Podiatrists are Health & Care Professions Council (HCPC) registered practitioners who diagnose and treat all disorders and conditions relating to the foot and lower limb.

NHSScotland podiatrists recognise and diagnose a broad range of mobility and medical conditions that have a direct effect on the foot health of people of all ages which include:

  • arthritic conditions;
  • skin conditions;
  • diabetes;
  • heart and blood disorders;
  • disorders of the nervous system; and
  • biomechanical disorders including sports injuries to the foot and lower limb.

Podiatrists devise treatment plans which include the delivery of preventative, biomechanical, pharmacological and minor surgical interventions.
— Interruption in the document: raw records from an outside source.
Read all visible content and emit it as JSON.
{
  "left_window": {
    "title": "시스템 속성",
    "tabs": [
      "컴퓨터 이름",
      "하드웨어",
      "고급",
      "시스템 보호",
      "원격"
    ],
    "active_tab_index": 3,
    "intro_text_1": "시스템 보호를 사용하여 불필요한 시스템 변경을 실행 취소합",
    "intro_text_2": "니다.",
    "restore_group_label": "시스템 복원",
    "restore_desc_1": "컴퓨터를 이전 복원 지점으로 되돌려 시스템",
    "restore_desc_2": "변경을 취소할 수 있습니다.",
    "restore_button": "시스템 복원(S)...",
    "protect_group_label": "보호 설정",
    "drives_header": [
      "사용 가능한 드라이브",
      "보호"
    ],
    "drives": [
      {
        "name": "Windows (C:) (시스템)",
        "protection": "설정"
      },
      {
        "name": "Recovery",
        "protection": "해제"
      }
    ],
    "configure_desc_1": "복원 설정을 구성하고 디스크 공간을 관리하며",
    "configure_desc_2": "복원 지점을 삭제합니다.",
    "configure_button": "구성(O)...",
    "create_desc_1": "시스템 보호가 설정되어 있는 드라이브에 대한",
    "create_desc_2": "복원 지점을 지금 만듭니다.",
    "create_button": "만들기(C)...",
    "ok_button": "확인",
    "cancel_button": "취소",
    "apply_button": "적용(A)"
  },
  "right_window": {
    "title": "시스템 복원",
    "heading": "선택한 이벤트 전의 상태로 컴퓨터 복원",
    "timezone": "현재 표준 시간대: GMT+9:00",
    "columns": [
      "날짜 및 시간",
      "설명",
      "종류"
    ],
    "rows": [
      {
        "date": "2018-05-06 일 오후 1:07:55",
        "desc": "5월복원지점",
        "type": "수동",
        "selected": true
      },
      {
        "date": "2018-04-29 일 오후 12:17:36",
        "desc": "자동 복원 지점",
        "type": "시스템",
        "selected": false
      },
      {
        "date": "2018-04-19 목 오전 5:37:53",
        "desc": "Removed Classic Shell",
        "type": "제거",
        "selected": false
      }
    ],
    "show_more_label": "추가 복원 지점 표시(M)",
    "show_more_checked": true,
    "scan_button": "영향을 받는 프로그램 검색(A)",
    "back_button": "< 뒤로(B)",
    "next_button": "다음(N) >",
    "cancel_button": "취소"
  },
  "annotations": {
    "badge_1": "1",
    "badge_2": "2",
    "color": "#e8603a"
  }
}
They work in the wider healthcare team including GPs, vascular, orthopedic and podiatric surgeons, orthotists, physiotherapists, assistant practitioners, district nurses and practice nurses.

Watch these videos from the Royal College of Podiatry to find out more:

To work as a podiatrist, useful skills include:

  • strong communication skills
  • practical skills, to carry out delicate procedures
  • a good understanding of biology and human anatomy
  • teamworking skills
  • professional with an excellent work ethic

Useful abilities include:

  • the ability to work with people with different lifestyles and backgrounds
  • the ability to manage sensitive or challenging situations
  • the ability to explain treatment to patients
  • the ability to work under pressure or remain calm in challenging situations


In order to become a podiatrist you must have a BSc (Hons) in Podiatry and be registered with the HCPC.

The podiatry degree course equips students with the skills required to register with HCPC and:

  • work within the NHS or establish their own private practice;
  • teach on undergraduate and postgraduate programmes at universities;
  • work to push the boundaries of practice by becoming a researcher; or
  • helping solve crimes by working in forensics.

Students on the degree programme will study a range of modules each year and attend placements in podiatry clinics where they will be involved in the treatment of patients.

In Scotland, the following universities offer undergraduate degrees along with MSc and PhD level courses for those wishing to further study at postgraduate level

Studying podiatry requires considerable dedication because each student is required to take part in clinical practice before they can graduate.

Applicants are generally required to hold Highers or A-level qualifications (BBBC or CCC respectively) which should include one science-based subject, preferably biology or chemistry, however, applicants should contact each University providing a podiatry degree course to find out the current entry requirements.

Universities offering podiatry also welcome applications from mature students with other relevant qualifications in sciences and/or experience.

Protecting Vulnerable Groups (PVG) scheme

You will require a satisfactory (PVG) check to show that you are suitable to work as a podiatrist. This scheme is managed by Disclosure Scotland.

A degree in podiatry offers excellent clinical opportunities in NHSScotland with practitioners working within the following areas

  • General clinics- carrying out routine treatments in community clinics, health centres and GP surgeries.
  • Biomechanics- assessing the gait patterns of patients with biomechanical problems and sports injuries to the foot and lower limb.
  • High Risk Patient management- specialising in the treatment of ‘high risk’ patients within hospital departments including vascular and rheumatology outpatient units and renal wards.
  • Nail surgery- administering local anesthetic and carrying out minor surgery including nail and minor soft tissue surgery.

In NHSScotland, podiatrists start on band 5 of the NHS Agenda for Change (AfC) pay system.

You may then choose to specialise in a particular area of practice such as sports injuries, critical care, care of the elderly or working with children or cancer patients. Specialists normally progress to band 6 of the pay system.

You could also move into management, either within podiatry services or general management at band 7. As head of a podiatry service, you would be responsible both for a team of staff and for managing a budget.

Along with this, there are also opportunities to work in private podiatry practices and extend scopes of practice by carrying out postgraduate degrees and research at both Masters and PhD levels. Additionally, podiatrists with a keen interest in surgery have the opportunity to train to work in podiatric surgery to surgically manage bone and joint disorders within the foot.

Find out more information from these professional bodies

The Society of Chiropodists and Podiatrists

The Society of Chiropodists and Podiatrists is the professional body and trade union for registered podiatrists in the UK. All members are fully qualified and registered with the HCPC. Visit their website to find out more.

Health & Care Professions Council

The HCPC is an independent, UK wide regulatory body responsible for settling and maintaining standards for health, psychological and social work professionals. It maintains a public register of qualified professionals and works to improve industry standards and education. Visit their website to find out more.